The current Great Recession has cut deeply into state sales and use tax revenue. Budget shortfalls are in double digits for many states, making it difficult to balance budgets and deliver essential services.
For the first three quarters of 2009, of the 45 states (not including District of Columbia) that collect sales tax, all but a few have suffered declines in revenue in 2009 — with Wisconsin suffering the highest single-quarter decline, 34.4 percent in the second quarter, followed by Arizona with 27.3 percent, also in the second quarter. In the third quarter, there were 16 states that had double-digit hits compared to the same quarter of the prior year.
The drop in revenue is expected to continue. “This is an awful time for states fiscally, but they are even more worried about 2011, 2012, 2013, 2014,” says Scott Pattison, executive director of the National Association of State Budget Officers, in a recent Wall Street Journal article.
To counter revenue shortfalls, a number of states and localities have already done so or plan to:
• Increase their sales and use tax rates. States such as California, Maine and Massachusetts, as well as many others, have done so already or plan to increase their sales and use tax rates. Localities within 15 states have also followed suit. In all, there were more than 1,000 tax rate increases made in 2009.
• Expand their taxable base to include currently nontaxable services or digital products. Five states are moving in this direction, including New York, Washington and Wisconsin.
• Cast a wider net with legislation that expands nexus. A particularly tempting target is revenue generated from e-commerce.
Even though increasing taxes can have negative political consequences, taxing jurisdictions at both the state and local levels will continue to raise tax rates to deal with their shortfalls. Additionally, expect increased audit and collection efforts nationwide.
In the latter part of 2008, Maryland, for example, added 22 auditors to target “scofflaws” and implemented a $90 million collection system to track them down. Similarly, Connecticut has installed a sophisticated audit scoring system to zero in on the highest-potential recoveries.
In January 2010, Washington state replaced the traditional self-issued resale certificate system with state-provided seller permits with one-, two- and four-year expiration periods. The procedure is expected to save the state around $130 million in revenue annually that was previously lost through abuse of the resale certificate privilege.
More efficient and effective enforcement of existing laws is preferable to increasing the tax burden on individuals and businesses but the states and localities will continue to increase tax rates because doing so can generate immediate results, and because they can. But whatever approach states decide to take, sales and use tax will be at the forefront.

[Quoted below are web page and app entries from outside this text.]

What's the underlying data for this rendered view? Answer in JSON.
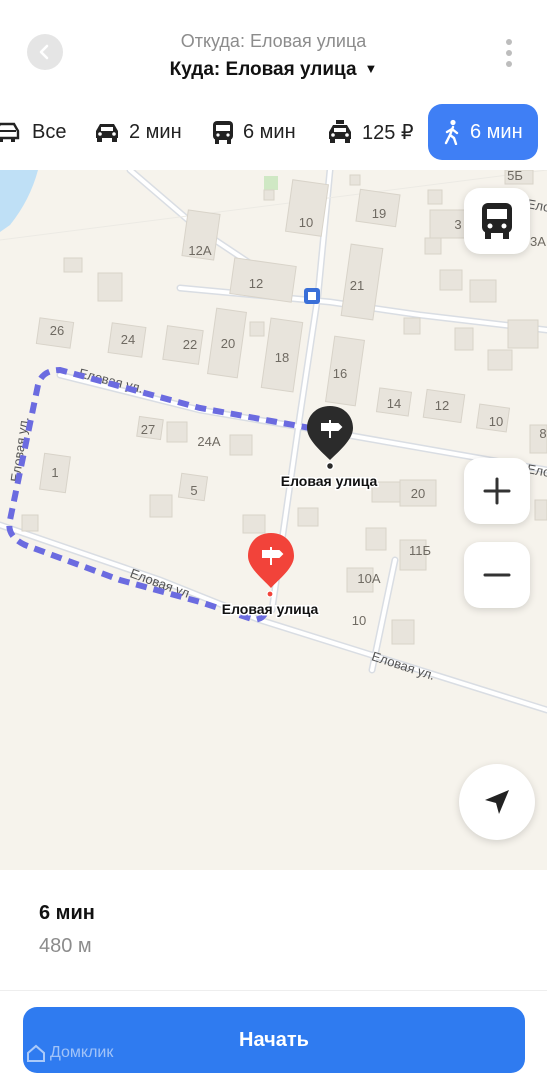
{
  "header": {
    "from": "Откуда: Еловая улица",
    "to": "Куда: Еловая улица"
  },
  "modes": [
    {
      "label": "Все",
      "icon": "transport-icon"
    },
    {
      "label": "2 мин",
      "icon": "car-icon"
    },
    {
      "label": "6 мин",
      "icon": "bus-icon"
    },
    {
      "label": "125 ₽",
      "icon": "taxi-icon"
    },
    {
      "label": "6 мин",
      "icon": "walk-icon",
      "active": true
    }
  ],
  "map": {
    "street_labels": [
      "Еловая ул.",
      "Еловая ул.",
      "Еловая ул.",
      "Еловая ул.",
      "Ело",
      "Ело"
    ],
    "house_numbers": [
      "10",
      "19",
      "12А",
      "12",
      "21",
      "26",
      "24",
      "22",
      "20",
      "18",
      "16",
      "14",
      "12",
      "10",
      "27",
      "24А",
      "1",
      "5",
      "20",
      "11Б",
      "10А",
      "10",
      "3",
      "3А",
      "5Б",
      "1",
      "8"
    ],
    "start_label": "Еловая улица",
    "end_label": "Еловая улица",
    "route_color": "#6b6be0",
    "start_pin_color": "#2b2b2b",
    "end_pin_color": "#f2433a"
  },
  "summary": {
    "time": "6 мин",
    "distance": "480 м"
  },
  "start_button": "Начать",
  "watermark": "Домклик"
}
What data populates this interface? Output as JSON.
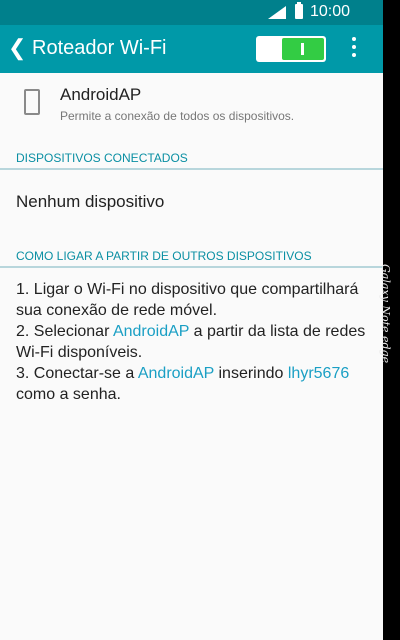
{
  "status_bar": {
    "time": "10:00"
  },
  "header": {
    "title": "Roteador Wi-Fi",
    "toggle_on": true
  },
  "network": {
    "name": "AndroidAP",
    "description": "Permite a conexão de todos os dispositivos."
  },
  "sections": {
    "connected_header": "DISPOSITIVOS CONECTADOS",
    "connected_empty": "Nenhum dispositivo",
    "howto_header": "COMO LIGAR A PARTIR DE OUTROS DISPOSITIVOS"
  },
  "instructions": {
    "step1": "1. Ligar o Wi-Fi no dispositivo que compartilhará sua conexão de rede móvel.",
    "step2_before": "2. Selecionar ",
    "step2_network": "AndroidAP",
    "step2_after": " a partir da lista de redes Wi-Fi disponíveis.",
    "step3_before": "3. Conectar-se a ",
    "step3_network": "AndroidAP",
    "step3_mid": " inserindo ",
    "step3_password": "lhyr5676",
    "step3_after": " como a senha."
  },
  "device_edge_label": "Galaxy Note edge",
  "colors": {
    "status_bar": "#00808c",
    "app_bar": "#0099a8",
    "accent": "#1a9fc4",
    "toggle_on": "#33cc44"
  }
}
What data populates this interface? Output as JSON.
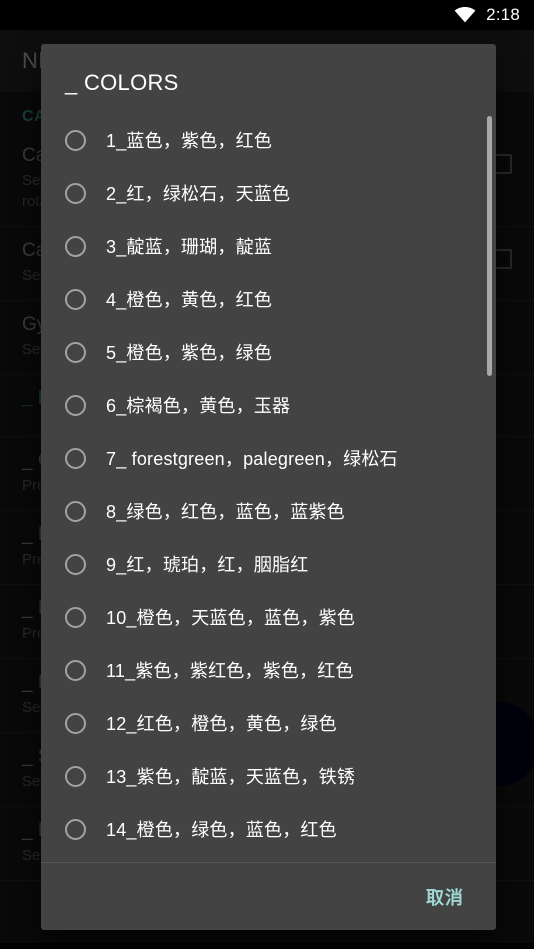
{
  "status_bar": {
    "wifi_icon": "wifi-icon",
    "time": "2:18"
  },
  "background_app": {
    "app_bar_title": "NE",
    "sections": [
      {
        "header": "CA",
        "rows": [
          {
            "title": "Ca",
            "subtitle": "Set\nrota",
            "checkbox": true
          },
          {
            "title": "Ca",
            "subtitle": "Set",
            "checkbox": true
          }
        ]
      }
    ],
    "rows": [
      {
        "title": "Gy",
        "subtitle": "Set",
        "checkbox": false,
        "teal": false
      },
      {
        "title": "_ N",
        "subtitle": "",
        "checkbox": false,
        "teal": true
      },
      {
        "title": "_ O",
        "subtitle": "Pre",
        "checkbox": false,
        "teal": false
      },
      {
        "title": "_ B",
        "subtitle": "Pre",
        "checkbox": false,
        "teal": false
      },
      {
        "title": "_ M",
        "subtitle": "Pre",
        "checkbox": false,
        "teal": false
      },
      {
        "title": "_ B",
        "subtitle": "Set",
        "checkbox": false,
        "teal": false
      },
      {
        "title": "_ S",
        "subtitle": "Set",
        "checkbox": false,
        "teal": false
      },
      {
        "title": "_ R",
        "subtitle": "Set",
        "checkbox": false,
        "teal": false
      }
    ],
    "fab": "floating-action-button"
  },
  "dialog": {
    "title": "_ COLORS",
    "selected_index": -1,
    "options": [
      "1_蓝色，紫色，红色",
      "2_红，绿松石，天蓝色",
      "3_靛蓝，珊瑚，靛蓝",
      "4_橙色，黄色，红色",
      "5_橙色，紫色，绿色",
      "6_棕褐色，黄色，玉器",
      "7_ forestgreen，palegreen，绿松石",
      "8_绿色，红色，蓝色，蓝紫色",
      "9_红，琥珀，红，胭脂红",
      "10_橙色，天蓝色，蓝色，紫色",
      "11_紫色，紫红色，紫色，红色",
      "12_红色，橙色，黄色，绿色",
      "13_紫色，靛蓝，天蓝色，铁锈",
      "14_橙色，绿色，蓝色，红色"
    ],
    "cancel_label": "取消",
    "accent_color": "#9fd8d2",
    "surface_color": "#434343"
  }
}
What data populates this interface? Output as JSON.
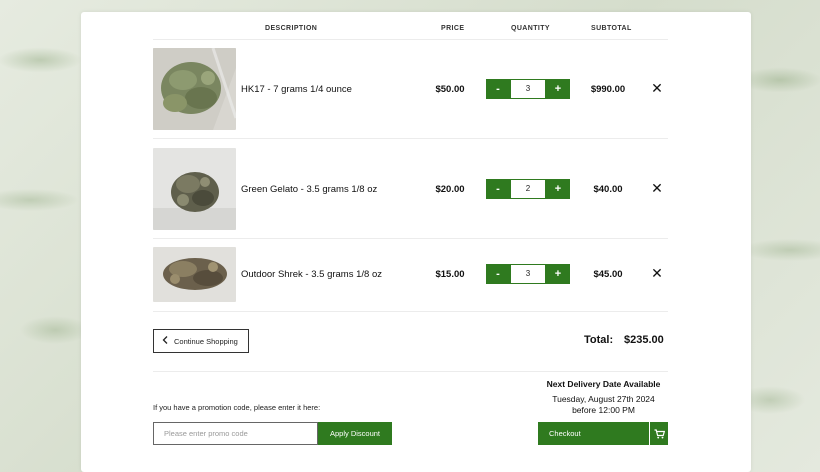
{
  "table": {
    "headers": [
      "DESCRIPTION",
      "PRICE",
      "QUANTITY",
      "SUBTOTAL"
    ]
  },
  "cart": {
    "items": [
      {
        "name": "HK17 - 7 grams 1/4 ounce",
        "price": "$50.00",
        "quantity": "3",
        "subtotal": "$990.00",
        "image_icon": "cannabis-bud-in-bag"
      },
      {
        "name": "Green Gelato - 3.5 grams 1/8 oz",
        "price": "$20.00",
        "quantity": "2",
        "subtotal": "$40.00",
        "image_icon": "cannabis-bud"
      },
      {
        "name": "Outdoor Shrek - 3.5 grams 1/8 oz",
        "price": "$15.00",
        "quantity": "3",
        "subtotal": "$45.00",
        "image_icon": "cannabis-bud"
      }
    ],
    "minus_label": "-",
    "plus_label": "+",
    "remove_label": "✕"
  },
  "actions": {
    "continue_label": "Continue Shopping"
  },
  "summary": {
    "total_label": "Total:",
    "total_value": "$235.00"
  },
  "promo": {
    "prompt": "If you have a promotion code, please enter it here:",
    "placeholder": "Please enter promo code",
    "apply_label": "Apply Discount"
  },
  "delivery": {
    "title": "Next Delivery Date Available",
    "date": "Tuesday, August 27th 2024",
    "time": "before 12:00 PM"
  },
  "checkout": {
    "label": "Checkout"
  },
  "colors": {
    "accent": "#2f7a1f",
    "panel": "#ffffff",
    "background": "#dfe5d9"
  }
}
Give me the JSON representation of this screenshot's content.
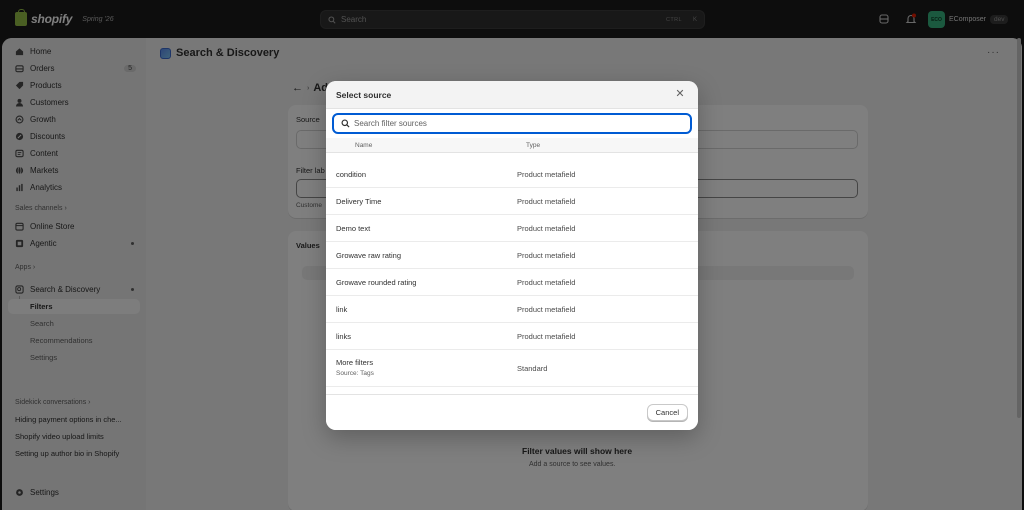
{
  "topbar": {
    "logo_text": "shopify",
    "edition": "Spring '26",
    "search_placeholder": "Search",
    "shortcut_ctrl": "CTRL",
    "shortcut_key": "K",
    "store_initials": "ECO",
    "store_name": "EComposer",
    "store_badge": "dev"
  },
  "sidebar": {
    "items": [
      {
        "label": "Home",
        "icon": "home-icon"
      },
      {
        "label": "Orders",
        "icon": "orders-icon",
        "count": "5"
      },
      {
        "label": "Products",
        "icon": "tag-icon"
      },
      {
        "label": "Customers",
        "icon": "person-icon"
      },
      {
        "label": "Growth",
        "icon": "growth-icon"
      },
      {
        "label": "Discounts",
        "icon": "discount-icon"
      },
      {
        "label": "Content",
        "icon": "content-icon"
      },
      {
        "label": "Markets",
        "icon": "globe-icon"
      },
      {
        "label": "Analytics",
        "icon": "chart-icon"
      }
    ],
    "sales_channels_label": "Sales channels",
    "channels": [
      {
        "label": "Online Store",
        "icon": "store-icon"
      },
      {
        "label": "Agentic",
        "icon": "agentic-icon"
      }
    ],
    "apps_label": "Apps",
    "app": {
      "label": "Search & Discovery",
      "icon": "search-discovery-icon"
    },
    "app_sub": [
      "Filters",
      "Search",
      "Recommendations",
      "Settings"
    ],
    "sidekick_label": "Sidekick conversations",
    "conversations": [
      "Hiding payment options in che...",
      "Shopify video upload limits",
      "Setting up author bio in Shopify"
    ],
    "settings_label": "Settings"
  },
  "page": {
    "title": "Search & Discovery",
    "back_title": "Ad",
    "source_label": "Source",
    "filter_label": "Filter lab",
    "custom_hint": "Custome",
    "values_label": "Values",
    "empty_title": "Filter values will show here",
    "empty_sub": "Add a source to see values."
  },
  "modal": {
    "title": "Select source",
    "search_placeholder": "Search filter sources",
    "col_name": "Name",
    "col_type": "Type",
    "rows": [
      {
        "name": "condition",
        "type": "Product metafield"
      },
      {
        "name": "Delivery Time",
        "type": "Product metafield"
      },
      {
        "name": "Demo text",
        "type": "Product metafield"
      },
      {
        "name": "Growave raw rating",
        "type": "Product metafield"
      },
      {
        "name": "Growave rounded rating",
        "type": "Product metafield"
      },
      {
        "name": "link",
        "type": "Product metafield"
      },
      {
        "name": "links",
        "type": "Product metafield"
      },
      {
        "name": "More filters",
        "sub": "Source: Tags",
        "type": "Standard"
      }
    ],
    "cancel_label": "Cancel"
  }
}
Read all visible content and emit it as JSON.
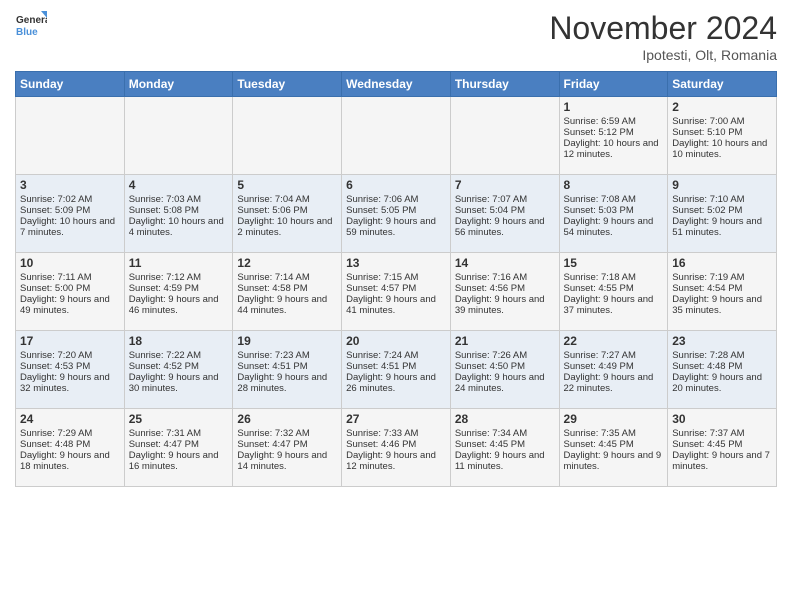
{
  "header": {
    "logo_general": "General",
    "logo_blue": "Blue",
    "month_title": "November 2024",
    "subtitle": "Ipotesti, Olt, Romania"
  },
  "days_of_week": [
    "Sunday",
    "Monday",
    "Tuesday",
    "Wednesday",
    "Thursday",
    "Friday",
    "Saturday"
  ],
  "weeks": [
    [
      {
        "day": "",
        "sunrise": "",
        "sunset": "",
        "daylight": ""
      },
      {
        "day": "",
        "sunrise": "",
        "sunset": "",
        "daylight": ""
      },
      {
        "day": "",
        "sunrise": "",
        "sunset": "",
        "daylight": ""
      },
      {
        "day": "",
        "sunrise": "",
        "sunset": "",
        "daylight": ""
      },
      {
        "day": "",
        "sunrise": "",
        "sunset": "",
        "daylight": ""
      },
      {
        "day": "1",
        "sunrise": "Sunrise: 6:59 AM",
        "sunset": "Sunset: 5:12 PM",
        "daylight": "Daylight: 10 hours and 12 minutes."
      },
      {
        "day": "2",
        "sunrise": "Sunrise: 7:00 AM",
        "sunset": "Sunset: 5:10 PM",
        "daylight": "Daylight: 10 hours and 10 minutes."
      }
    ],
    [
      {
        "day": "3",
        "sunrise": "Sunrise: 7:02 AM",
        "sunset": "Sunset: 5:09 PM",
        "daylight": "Daylight: 10 hours and 7 minutes."
      },
      {
        "day": "4",
        "sunrise": "Sunrise: 7:03 AM",
        "sunset": "Sunset: 5:08 PM",
        "daylight": "Daylight: 10 hours and 4 minutes."
      },
      {
        "day": "5",
        "sunrise": "Sunrise: 7:04 AM",
        "sunset": "Sunset: 5:06 PM",
        "daylight": "Daylight: 10 hours and 2 minutes."
      },
      {
        "day": "6",
        "sunrise": "Sunrise: 7:06 AM",
        "sunset": "Sunset: 5:05 PM",
        "daylight": "Daylight: 9 hours and 59 minutes."
      },
      {
        "day": "7",
        "sunrise": "Sunrise: 7:07 AM",
        "sunset": "Sunset: 5:04 PM",
        "daylight": "Daylight: 9 hours and 56 minutes."
      },
      {
        "day": "8",
        "sunrise": "Sunrise: 7:08 AM",
        "sunset": "Sunset: 5:03 PM",
        "daylight": "Daylight: 9 hours and 54 minutes."
      },
      {
        "day": "9",
        "sunrise": "Sunrise: 7:10 AM",
        "sunset": "Sunset: 5:02 PM",
        "daylight": "Daylight: 9 hours and 51 minutes."
      }
    ],
    [
      {
        "day": "10",
        "sunrise": "Sunrise: 7:11 AM",
        "sunset": "Sunset: 5:00 PM",
        "daylight": "Daylight: 9 hours and 49 minutes."
      },
      {
        "day": "11",
        "sunrise": "Sunrise: 7:12 AM",
        "sunset": "Sunset: 4:59 PM",
        "daylight": "Daylight: 9 hours and 46 minutes."
      },
      {
        "day": "12",
        "sunrise": "Sunrise: 7:14 AM",
        "sunset": "Sunset: 4:58 PM",
        "daylight": "Daylight: 9 hours and 44 minutes."
      },
      {
        "day": "13",
        "sunrise": "Sunrise: 7:15 AM",
        "sunset": "Sunset: 4:57 PM",
        "daylight": "Daylight: 9 hours and 41 minutes."
      },
      {
        "day": "14",
        "sunrise": "Sunrise: 7:16 AM",
        "sunset": "Sunset: 4:56 PM",
        "daylight": "Daylight: 9 hours and 39 minutes."
      },
      {
        "day": "15",
        "sunrise": "Sunrise: 7:18 AM",
        "sunset": "Sunset: 4:55 PM",
        "daylight": "Daylight: 9 hours and 37 minutes."
      },
      {
        "day": "16",
        "sunrise": "Sunrise: 7:19 AM",
        "sunset": "Sunset: 4:54 PM",
        "daylight": "Daylight: 9 hours and 35 minutes."
      }
    ],
    [
      {
        "day": "17",
        "sunrise": "Sunrise: 7:20 AM",
        "sunset": "Sunset: 4:53 PM",
        "daylight": "Daylight: 9 hours and 32 minutes."
      },
      {
        "day": "18",
        "sunrise": "Sunrise: 7:22 AM",
        "sunset": "Sunset: 4:52 PM",
        "daylight": "Daylight: 9 hours and 30 minutes."
      },
      {
        "day": "19",
        "sunrise": "Sunrise: 7:23 AM",
        "sunset": "Sunset: 4:51 PM",
        "daylight": "Daylight: 9 hours and 28 minutes."
      },
      {
        "day": "20",
        "sunrise": "Sunrise: 7:24 AM",
        "sunset": "Sunset: 4:51 PM",
        "daylight": "Daylight: 9 hours and 26 minutes."
      },
      {
        "day": "21",
        "sunrise": "Sunrise: 7:26 AM",
        "sunset": "Sunset: 4:50 PM",
        "daylight": "Daylight: 9 hours and 24 minutes."
      },
      {
        "day": "22",
        "sunrise": "Sunrise: 7:27 AM",
        "sunset": "Sunset: 4:49 PM",
        "daylight": "Daylight: 9 hours and 22 minutes."
      },
      {
        "day": "23",
        "sunrise": "Sunrise: 7:28 AM",
        "sunset": "Sunset: 4:48 PM",
        "daylight": "Daylight: 9 hours and 20 minutes."
      }
    ],
    [
      {
        "day": "24",
        "sunrise": "Sunrise: 7:29 AM",
        "sunset": "Sunset: 4:48 PM",
        "daylight": "Daylight: 9 hours and 18 minutes."
      },
      {
        "day": "25",
        "sunrise": "Sunrise: 7:31 AM",
        "sunset": "Sunset: 4:47 PM",
        "daylight": "Daylight: 9 hours and 16 minutes."
      },
      {
        "day": "26",
        "sunrise": "Sunrise: 7:32 AM",
        "sunset": "Sunset: 4:47 PM",
        "daylight": "Daylight: 9 hours and 14 minutes."
      },
      {
        "day": "27",
        "sunrise": "Sunrise: 7:33 AM",
        "sunset": "Sunset: 4:46 PM",
        "daylight": "Daylight: 9 hours and 12 minutes."
      },
      {
        "day": "28",
        "sunrise": "Sunrise: 7:34 AM",
        "sunset": "Sunset: 4:45 PM",
        "daylight": "Daylight: 9 hours and 11 minutes."
      },
      {
        "day": "29",
        "sunrise": "Sunrise: 7:35 AM",
        "sunset": "Sunset: 4:45 PM",
        "daylight": "Daylight: 9 hours and 9 minutes."
      },
      {
        "day": "30",
        "sunrise": "Sunrise: 7:37 AM",
        "sunset": "Sunset: 4:45 PM",
        "daylight": "Daylight: 9 hours and 7 minutes."
      }
    ]
  ]
}
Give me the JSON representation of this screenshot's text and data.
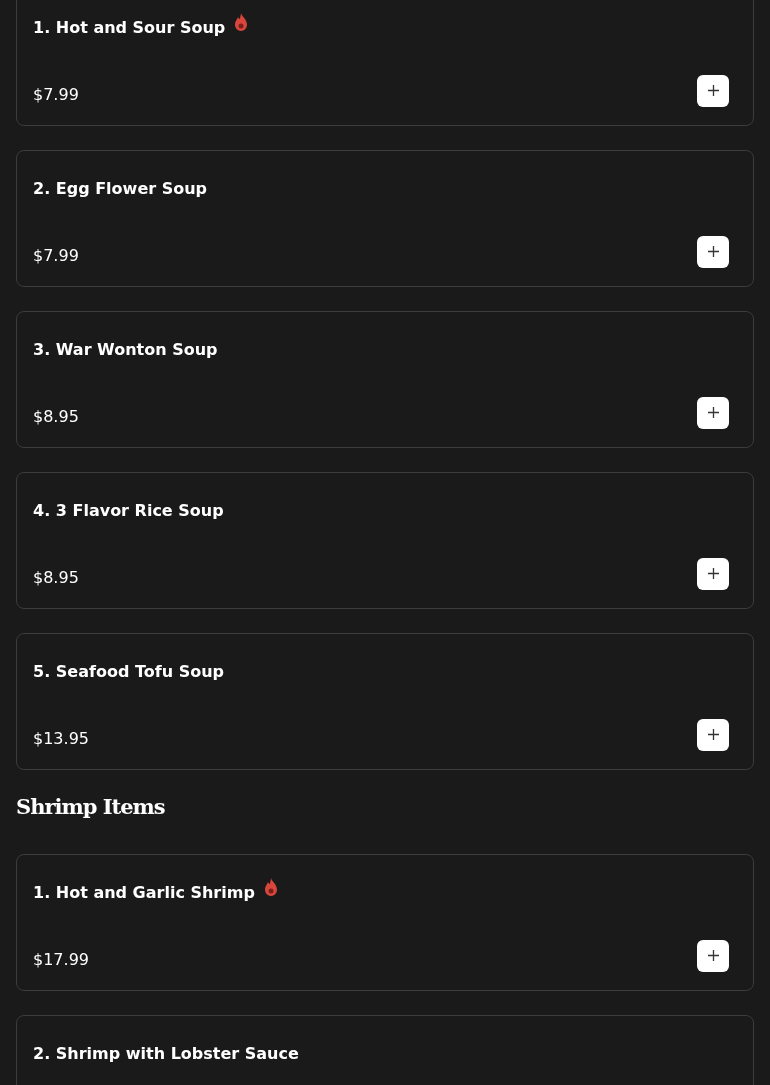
{
  "sections": [
    {
      "items": [
        {
          "name": "1. Hot and Sour Soup",
          "spicy": true,
          "price": "$7.99"
        },
        {
          "name": "2. Egg Flower Soup",
          "spicy": false,
          "price": "$7.99"
        },
        {
          "name": "3. War Wonton Soup",
          "spicy": false,
          "price": "$8.95"
        },
        {
          "name": "4. 3 Flavor Rice Soup",
          "spicy": false,
          "price": "$8.95"
        },
        {
          "name": "5. Seafood Tofu Soup",
          "spicy": false,
          "price": "$13.95"
        }
      ]
    },
    {
      "title": "Shrimp Items",
      "items": [
        {
          "name": "1. Hot and Garlic Shrimp",
          "spicy": true,
          "price": "$17.99"
        },
        {
          "name": "2. Shrimp with Lobster Sauce",
          "spicy": false
        }
      ]
    }
  ]
}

This story is from the CCH e-newsletter Figures, written specifically for corporate tax professionals. Figures offers tips, tricks and ideas about how to increase your organization’s productivity and efficiency. Every issue also features insights with a corporate tax professional